Dr. Kahn said she was honored by the recognition of the research she and her team of researchers have conducted during the past 30 years to understand the basic pathophysiology of diabetes.

“This award recognizes not only me but the whole team of people who have worked with me on this research,” she said.

A majority of the scientists elected to membership in the NAS work in disciplines such as physics, mathematics, astronomy and astrophysics, and a very small percentage are biomedical researchers, she said.

There is diabetes in Dr. Kahn’s family, and this is one of the factors that prompted her to focus on the disease in her work.

“I went to medical school to understand how the human body works,” she said. “I was very interested in learning how to help people live with chronic conditions.

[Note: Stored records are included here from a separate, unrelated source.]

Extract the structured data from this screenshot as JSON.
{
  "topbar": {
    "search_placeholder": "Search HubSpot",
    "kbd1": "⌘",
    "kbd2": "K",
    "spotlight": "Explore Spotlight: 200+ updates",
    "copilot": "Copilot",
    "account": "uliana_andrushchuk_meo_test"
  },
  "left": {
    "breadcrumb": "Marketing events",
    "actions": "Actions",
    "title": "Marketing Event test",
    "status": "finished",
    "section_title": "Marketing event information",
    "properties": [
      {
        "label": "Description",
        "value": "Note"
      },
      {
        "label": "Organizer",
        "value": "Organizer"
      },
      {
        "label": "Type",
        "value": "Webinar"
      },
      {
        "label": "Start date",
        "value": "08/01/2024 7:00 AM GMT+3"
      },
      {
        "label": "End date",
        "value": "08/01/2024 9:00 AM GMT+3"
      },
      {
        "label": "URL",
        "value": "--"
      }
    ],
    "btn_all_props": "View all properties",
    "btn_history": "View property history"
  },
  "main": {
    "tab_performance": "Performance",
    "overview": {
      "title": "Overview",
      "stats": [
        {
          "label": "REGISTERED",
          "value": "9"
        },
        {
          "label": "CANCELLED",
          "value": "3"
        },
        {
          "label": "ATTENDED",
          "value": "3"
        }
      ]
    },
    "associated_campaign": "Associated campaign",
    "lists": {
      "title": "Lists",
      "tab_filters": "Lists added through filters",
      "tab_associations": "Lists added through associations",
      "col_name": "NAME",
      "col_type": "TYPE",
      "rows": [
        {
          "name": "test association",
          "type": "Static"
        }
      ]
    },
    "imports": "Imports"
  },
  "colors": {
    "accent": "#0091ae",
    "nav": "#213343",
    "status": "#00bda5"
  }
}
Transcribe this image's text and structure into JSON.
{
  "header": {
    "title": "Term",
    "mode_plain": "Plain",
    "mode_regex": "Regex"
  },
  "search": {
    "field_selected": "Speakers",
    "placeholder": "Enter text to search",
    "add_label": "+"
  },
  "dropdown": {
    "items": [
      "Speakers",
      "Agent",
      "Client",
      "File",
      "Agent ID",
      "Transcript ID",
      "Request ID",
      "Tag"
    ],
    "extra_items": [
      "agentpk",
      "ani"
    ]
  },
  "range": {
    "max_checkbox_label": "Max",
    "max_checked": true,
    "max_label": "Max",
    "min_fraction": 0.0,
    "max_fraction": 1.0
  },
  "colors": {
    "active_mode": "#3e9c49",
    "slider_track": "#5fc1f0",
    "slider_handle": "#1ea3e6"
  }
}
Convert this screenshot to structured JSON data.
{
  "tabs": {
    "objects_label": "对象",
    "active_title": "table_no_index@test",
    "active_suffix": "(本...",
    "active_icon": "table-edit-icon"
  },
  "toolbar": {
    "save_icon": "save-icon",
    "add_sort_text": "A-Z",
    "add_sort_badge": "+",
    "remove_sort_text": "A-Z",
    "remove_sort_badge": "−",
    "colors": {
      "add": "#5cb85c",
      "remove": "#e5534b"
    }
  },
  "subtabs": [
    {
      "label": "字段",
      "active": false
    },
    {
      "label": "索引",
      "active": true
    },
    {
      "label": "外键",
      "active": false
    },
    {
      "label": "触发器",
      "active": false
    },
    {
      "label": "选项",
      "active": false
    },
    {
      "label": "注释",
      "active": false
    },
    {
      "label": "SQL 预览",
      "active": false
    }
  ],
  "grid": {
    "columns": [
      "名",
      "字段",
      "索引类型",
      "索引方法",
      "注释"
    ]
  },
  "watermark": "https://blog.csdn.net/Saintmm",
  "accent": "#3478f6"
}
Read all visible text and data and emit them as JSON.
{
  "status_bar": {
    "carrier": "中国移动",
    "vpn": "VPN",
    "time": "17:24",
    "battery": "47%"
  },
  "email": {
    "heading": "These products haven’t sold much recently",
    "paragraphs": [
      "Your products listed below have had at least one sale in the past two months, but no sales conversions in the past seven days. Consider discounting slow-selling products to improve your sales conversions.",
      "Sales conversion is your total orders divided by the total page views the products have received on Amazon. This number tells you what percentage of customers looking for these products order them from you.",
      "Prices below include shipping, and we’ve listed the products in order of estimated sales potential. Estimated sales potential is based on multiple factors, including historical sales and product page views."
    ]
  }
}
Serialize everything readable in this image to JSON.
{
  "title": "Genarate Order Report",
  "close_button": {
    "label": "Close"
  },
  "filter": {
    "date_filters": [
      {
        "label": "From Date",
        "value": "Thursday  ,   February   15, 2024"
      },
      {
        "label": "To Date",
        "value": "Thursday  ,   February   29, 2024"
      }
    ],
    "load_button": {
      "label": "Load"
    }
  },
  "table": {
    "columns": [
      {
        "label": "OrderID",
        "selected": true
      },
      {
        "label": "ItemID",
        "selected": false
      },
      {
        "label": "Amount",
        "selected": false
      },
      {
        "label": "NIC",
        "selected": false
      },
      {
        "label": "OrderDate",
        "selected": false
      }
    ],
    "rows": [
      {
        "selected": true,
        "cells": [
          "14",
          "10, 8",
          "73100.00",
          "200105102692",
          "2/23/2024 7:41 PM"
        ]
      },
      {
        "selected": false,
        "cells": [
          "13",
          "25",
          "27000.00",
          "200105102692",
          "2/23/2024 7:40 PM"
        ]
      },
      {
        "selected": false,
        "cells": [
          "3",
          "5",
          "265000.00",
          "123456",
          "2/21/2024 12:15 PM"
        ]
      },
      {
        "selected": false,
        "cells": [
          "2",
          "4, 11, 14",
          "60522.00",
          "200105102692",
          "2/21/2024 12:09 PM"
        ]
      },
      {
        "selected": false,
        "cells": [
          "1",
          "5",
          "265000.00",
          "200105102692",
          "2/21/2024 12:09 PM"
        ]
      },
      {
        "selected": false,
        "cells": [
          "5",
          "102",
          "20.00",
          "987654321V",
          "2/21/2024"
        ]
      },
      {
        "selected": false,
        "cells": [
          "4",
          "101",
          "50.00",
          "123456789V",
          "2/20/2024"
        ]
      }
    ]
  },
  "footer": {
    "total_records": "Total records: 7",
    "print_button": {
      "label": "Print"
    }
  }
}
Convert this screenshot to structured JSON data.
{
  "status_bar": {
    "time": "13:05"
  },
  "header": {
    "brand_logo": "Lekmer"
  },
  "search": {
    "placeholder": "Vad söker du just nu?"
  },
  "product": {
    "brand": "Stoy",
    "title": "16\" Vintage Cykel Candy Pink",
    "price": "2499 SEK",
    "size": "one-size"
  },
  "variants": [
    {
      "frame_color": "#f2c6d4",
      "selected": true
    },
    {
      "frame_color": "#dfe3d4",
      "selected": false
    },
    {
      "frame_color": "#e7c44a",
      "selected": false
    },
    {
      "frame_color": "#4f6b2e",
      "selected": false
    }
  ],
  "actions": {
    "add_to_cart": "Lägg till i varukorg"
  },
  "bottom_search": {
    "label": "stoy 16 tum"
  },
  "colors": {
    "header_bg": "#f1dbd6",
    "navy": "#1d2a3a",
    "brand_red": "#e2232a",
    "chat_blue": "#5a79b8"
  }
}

I thought we could make inroads in helping people adjust to diabetes. There was a lot we didn’t know about why it occurred and how insulin works.”

Type 2 diabetes is linked to obesity and a sedentary lifestyle, but not everyone who gets the disease is overweight and not every overweight person develops diabetes, she said. 

“It’s not a (personal) failure, because there is a strong genetic component to it,” she said. “Within that genetic predisposition, the risk for type 2 diabetes can be modified by diet and exercise. And aging is another risk factor.”

Dr. Kahn was born in Kansas City, Missouri, and grew up in Fairway, Kansas. She left Kansas to attend college at Stanford University in Palo Alto, California, and has lived on the West Coast or East Coast since 1968. Her mother, Sybil Kahn, and brothers, Norman Jr. and Fred and their families, live in the Kansas City area while her brother, Ted, lives in Colorado. One of her nieces, Kara Kahn, is active in Hillel at the University of Kansas.

Dr. Kahn received a medical degree from Stanford and Master’s in Health Sciences from the University of California, Berkeley. She did a general medicine fellowship at the University of California, Davis, and an endocrine fellowship at the National Institutes of Health. She was chief of the Diabetes Unit at BIDMC from 1990 to 2000 and chief of BIDMC’s Division of Endocrinology, Diabetes and Metabolism from 2000 to 2011.

She has received numerous awards, including the Banting Medal for Scientific Achievement in 2016, the highest science award bestowed by the American Diabetes Association. She was elected to the National Academy of Medicine in 2005.

“I find scientific discovery to be extremely stimulating and fulfilling because we can learn more about basic biology and physiology and hopefully develop that knowledge into new treatment and prevention strategies for human diseases,” she said.

She stressed the importance of science for medical developments.

“It’s worrisome if federal funding for scientific research were to get cut even more,” she said. “That would be very detrimental to society and to our general health. Many advances have taken place in our lifetimes from basic scientific discovery.” 

The NAS now has 2,290 active members and 475 foreign associates, who are nonvoting members. The private, nonprofit institution was established through a congressional charter signed in 1863 by President Abraham Lincoln. Its elected members provide independent, science-based policy advice to the federal government and other organizations. Members are elected by their peers.